Thursday, January 14, 2010

Free Press Kills Press Freedom

Almost an Onion headline, eh?

The newspaper publishing game was always, well, almost always, a business venture (maybe "Publick Occurrences Both Forreign and Domestick"* doesn't quite fit the profile), and as such I always contended that the only people who really had freedom of the press were the ones who owned the presses.

That aside, newspapers have always been provided practically for free. The dime or quarter we pay for the paper is really just payment to the person who delivers it, and at that it's a pretty good deal.

The functions that generate the paper itself, the reporters and editors, printers, tree growers, get paid by the advertisers. I should say, "got" paid by the advertisers.

So, in essence, we got our newspapers for free, and as we all know, there is no such thing as a free lunch, the demise of the newspaper is the result of the migration of advertising to other media.

One could argue that the Internet, to which much of the advertising is migrating, will become the "press," and since it ultimately is farther reaching, we will have greater press freedom. Unfortunately, the professional staffs of the newspapers are being replaced by the citizen staff of the 'net.

Will a mass medium of this sort rise to the occasion, or will the "facts" that get reported on the Internet, and more importantly the ones that win approval and shape public doctrine, be chosen based on their merit or their appeal?

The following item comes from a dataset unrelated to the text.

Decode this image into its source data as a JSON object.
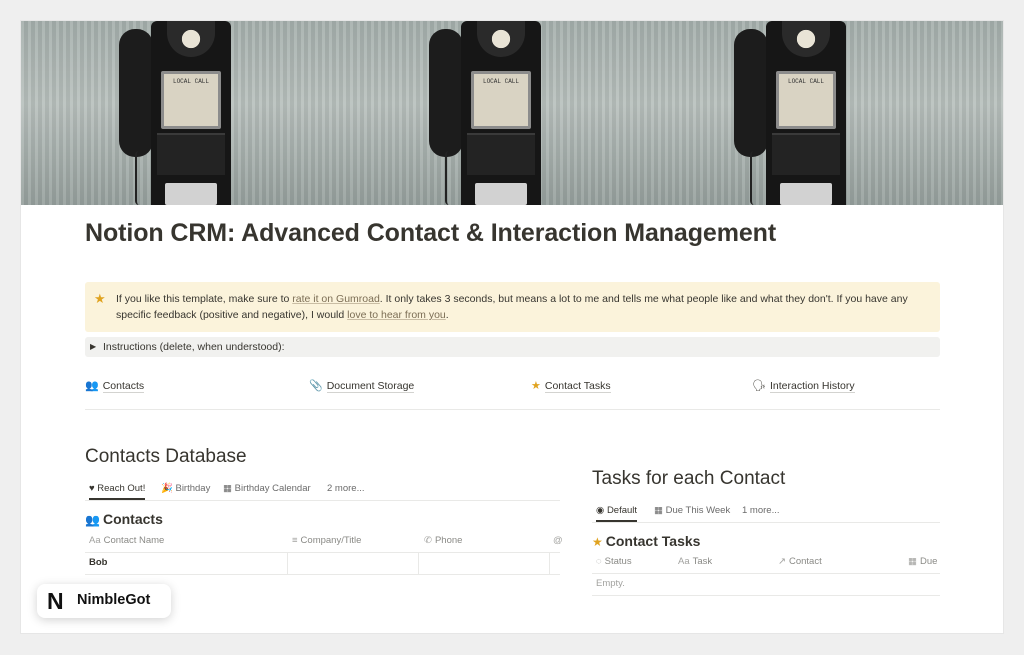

*So this is what one gets for looking things up: Wikipedia reference for Publick Occurrences Both Forreign and Domestick: (double colons? what a concept; triple if you count the html tag (or should I say "tagge"?)

That was the first "newspaper" published in the American Colonies, well, more or less, and if you follow enough of the links you will discover, which I am surprised I did not know, the fourth page of the paper was left blank for citizen-written articles. So, well, maybe the ideas of a Popular Press and a Free Press shouldn't be separated.